Required action> In the listing below, pick out lines with "active".

Recorded information>
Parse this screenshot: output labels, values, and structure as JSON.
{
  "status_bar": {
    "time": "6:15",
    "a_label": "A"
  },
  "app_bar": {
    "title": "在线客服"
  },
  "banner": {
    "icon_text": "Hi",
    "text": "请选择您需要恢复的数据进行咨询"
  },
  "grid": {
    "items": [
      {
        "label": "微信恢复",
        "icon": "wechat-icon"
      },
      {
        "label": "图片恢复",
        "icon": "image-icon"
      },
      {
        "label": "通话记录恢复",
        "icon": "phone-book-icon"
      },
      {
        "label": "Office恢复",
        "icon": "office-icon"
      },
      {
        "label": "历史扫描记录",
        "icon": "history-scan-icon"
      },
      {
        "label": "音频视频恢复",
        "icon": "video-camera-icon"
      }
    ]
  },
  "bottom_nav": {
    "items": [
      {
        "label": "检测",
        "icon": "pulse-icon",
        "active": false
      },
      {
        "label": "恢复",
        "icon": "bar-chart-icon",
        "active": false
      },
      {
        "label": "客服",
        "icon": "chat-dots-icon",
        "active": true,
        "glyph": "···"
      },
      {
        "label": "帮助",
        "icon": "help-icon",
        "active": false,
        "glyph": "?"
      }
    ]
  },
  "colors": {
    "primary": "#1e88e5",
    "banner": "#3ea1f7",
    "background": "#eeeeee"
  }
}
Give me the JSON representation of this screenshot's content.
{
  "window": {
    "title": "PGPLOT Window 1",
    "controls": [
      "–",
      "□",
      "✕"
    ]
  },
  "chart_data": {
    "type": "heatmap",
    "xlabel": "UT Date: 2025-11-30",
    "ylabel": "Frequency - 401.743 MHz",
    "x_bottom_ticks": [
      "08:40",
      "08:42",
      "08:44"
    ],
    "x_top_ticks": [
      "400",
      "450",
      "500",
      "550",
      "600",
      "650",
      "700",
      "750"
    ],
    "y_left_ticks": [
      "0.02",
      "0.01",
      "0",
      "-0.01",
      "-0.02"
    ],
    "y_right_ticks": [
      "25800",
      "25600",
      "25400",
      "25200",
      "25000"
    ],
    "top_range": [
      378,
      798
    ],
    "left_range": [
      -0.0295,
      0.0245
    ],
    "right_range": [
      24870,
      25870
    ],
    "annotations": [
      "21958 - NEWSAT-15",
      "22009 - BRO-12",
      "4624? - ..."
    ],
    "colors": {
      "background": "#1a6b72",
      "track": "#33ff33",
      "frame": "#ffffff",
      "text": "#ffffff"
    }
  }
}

Answer to the problem>
        "active": false
        "active": false
        "active": true,
        "active": false,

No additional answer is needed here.